can legally purchase a weapon. While the FBI is notified when 
individuals on the terrorist watch list apply for a background check 
through the National Instant Criminal Background Check System, it does 
not have the authority to block the sale.
  The Feinstein amendment contains remedial procedures so that 
individuals get the reason for denial, the right to correct the record, 
and the right to bring action to challenge the denial. In other words, 
there is due process in the Feinstein amendment.
  So I was disappointed that the two amendment chances we had yesterday 
were not approved by the Senate. I think both would have helped in 
making our communities safer.
  Congress has an obligation to act. As I have indicated before, we 
need to act. Inaction is not an option. The President of the United 
States has already acted to the extent he is permitted using his 
Executive authority. Many of our States have acted as well, including 
my own State of Maryland, but we need a national law that applies to 
all 50 States to stop criminals, terrorists, domestic abusers, and 
others who should not get their hands on a gun from simply driving to a 
nearby State with less restrictive gun laws and being able to legally 
acquire a weapon.
  I encourage my colleagues to continue to work on compromise 
legislation on the issue of universal background checks and terror 
watch lists. Congress should also act to ban assault-type weapons, 
which have no legitimate civilian use, and we should ban the sale of 
high-capacity magazines which only increase the level of carnage in a 
mass shooting.
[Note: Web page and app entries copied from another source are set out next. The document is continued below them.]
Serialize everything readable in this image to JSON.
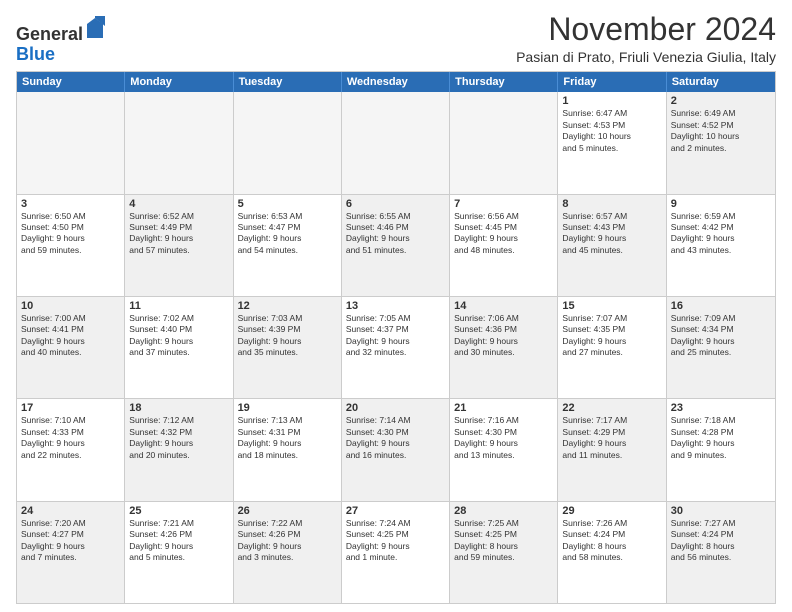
{
  "logo": {
    "general": "General",
    "blue": "Blue"
  },
  "title": "November 2024",
  "subtitle": "Pasian di Prato, Friuli Venezia Giulia, Italy",
  "headers": [
    "Sunday",
    "Monday",
    "Tuesday",
    "Wednesday",
    "Thursday",
    "Friday",
    "Saturday"
  ],
  "rows": [
    [
      {
        "day": "",
        "info": "",
        "empty": true
      },
      {
        "day": "",
        "info": "",
        "empty": true
      },
      {
        "day": "",
        "info": "",
        "empty": true
      },
      {
        "day": "",
        "info": "",
        "empty": true
      },
      {
        "day": "",
        "info": "",
        "empty": true
      },
      {
        "day": "1",
        "info": "Sunrise: 6:47 AM\nSunset: 4:53 PM\nDaylight: 10 hours\nand 5 minutes."
      },
      {
        "day": "2",
        "info": "Sunrise: 6:49 AM\nSunset: 4:52 PM\nDaylight: 10 hours\nand 2 minutes.",
        "shaded": true
      }
    ],
    [
      {
        "day": "3",
        "info": "Sunrise: 6:50 AM\nSunset: 4:50 PM\nDaylight: 9 hours\nand 59 minutes."
      },
      {
        "day": "4",
        "info": "Sunrise: 6:52 AM\nSunset: 4:49 PM\nDaylight: 9 hours\nand 57 minutes.",
        "shaded": true
      },
      {
        "day": "5",
        "info": "Sunrise: 6:53 AM\nSunset: 4:47 PM\nDaylight: 9 hours\nand 54 minutes."
      },
      {
        "day": "6",
        "info": "Sunrise: 6:55 AM\nSunset: 4:46 PM\nDaylight: 9 hours\nand 51 minutes.",
        "shaded": true
      },
      {
        "day": "7",
        "info": "Sunrise: 6:56 AM\nSunset: 4:45 PM\nDaylight: 9 hours\nand 48 minutes."
      },
      {
        "day": "8",
        "info": "Sunrise: 6:57 AM\nSunset: 4:43 PM\nDaylight: 9 hours\nand 45 minutes.",
        "shaded": true
      },
      {
        "day": "9",
        "info": "Sunrise: 6:59 AM\nSunset: 4:42 PM\nDaylight: 9 hours\nand 43 minutes."
      }
    ],
    [
      {
        "day": "10",
        "info": "Sunrise: 7:00 AM\nSunset: 4:41 PM\nDaylight: 9 hours\nand 40 minutes.",
        "shaded": true
      },
      {
        "day": "11",
        "info": "Sunrise: 7:02 AM\nSunset: 4:40 PM\nDaylight: 9 hours\nand 37 minutes."
      },
      {
        "day": "12",
        "info": "Sunrise: 7:03 AM\nSunset: 4:39 PM\nDaylight: 9 hours\nand 35 minutes.",
        "shaded": true
      },
      {
        "day": "13",
        "info": "Sunrise: 7:05 AM\nSunset: 4:37 PM\nDaylight: 9 hours\nand 32 minutes."
      },
      {
        "day": "14",
        "info": "Sunrise: 7:06 AM\nSunset: 4:36 PM\nDaylight: 9 hours\nand 30 minutes.",
        "shaded": true
      },
      {
        "day": "15",
        "info": "Sunrise: 7:07 AM\nSunset: 4:35 PM\nDaylight: 9 hours\nand 27 minutes."
      },
      {
        "day": "16",
        "info": "Sunrise: 7:09 AM\nSunset: 4:34 PM\nDaylight: 9 hours\nand 25 minutes.",
        "shaded": true
      }
    ],
    [
      {
        "day": "17",
        "info": "Sunrise: 7:10 AM\nSunset: 4:33 PM\nDaylight: 9 hours\nand 22 minutes."
      },
      {
        "day": "18",
        "info": "Sunrise: 7:12 AM\nSunset: 4:32 PM\nDaylight: 9 hours\nand 20 minutes.",
        "shaded": true
      },
      {
        "day": "19",
        "info": "Sunrise: 7:13 AM\nSunset: 4:31 PM\nDaylight: 9 hours\nand 18 minutes."
      },
      {
        "day": "20",
        "info": "Sunrise: 7:14 AM\nSunset: 4:30 PM\nDaylight: 9 hours\nand 16 minutes.",
        "shaded": true
      },
      {
        "day": "21",
        "info": "Sunrise: 7:16 AM\nSunset: 4:30 PM\nDaylight: 9 hours\nand 13 minutes."
      },
      {
        "day": "22",
        "info": "Sunrise: 7:17 AM\nSunset: 4:29 PM\nDaylight: 9 hours\nand 11 minutes.",
        "shaded": true
      },
      {
        "day": "23",
        "info": "Sunrise: 7:18 AM\nSunset: 4:28 PM\nDaylight: 9 hours\nand 9 minutes."
      }
    ],
    [
      {
        "day": "24",
        "info": "Sunrise: 7:20 AM\nSunset: 4:27 PM\nDaylight: 9 hours\nand 7 minutes.",
        "shaded": true
      },
      {
        "day": "25",
        "info": "Sunrise: 7:21 AM\nSunset: 4:26 PM\nDaylight: 9 hours\nand 5 minutes."
      },
      {
        "day": "26",
        "info": "Sunrise: 7:22 AM\nSunset: 4:26 PM\nDaylight: 9 hours\nand 3 minutes.",
        "shaded": true
      },
      {
        "day": "27",
        "info": "Sunrise: 7:24 AM\nSunset: 4:25 PM\nDaylight: 9 hours\nand 1 minute."
      },
      {
        "day": "28",
        "info": "Sunrise: 7:25 AM\nSunset: 4:25 PM\nDaylight: 8 hours\nand 59 minutes.",
        "shaded": true
      },
      {
        "day": "29",
        "info": "Sunrise: 7:26 AM\nSunset: 4:24 PM\nDaylight: 8 hours\nand 58 minutes."
      },
      {
        "day": "30",
        "info": "Sunrise: 7:27 AM\nSunset: 4:24 PM\nDaylight: 8 hours\nand 56 minutes.",
        "shaded": true
      }
    ]
  ]
}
  The time for action is now. We cannot wait.
  Mr. President, with that, I yield the floor.
  The PRESIDING OFFICER. The Senator from West Virginia.

[...]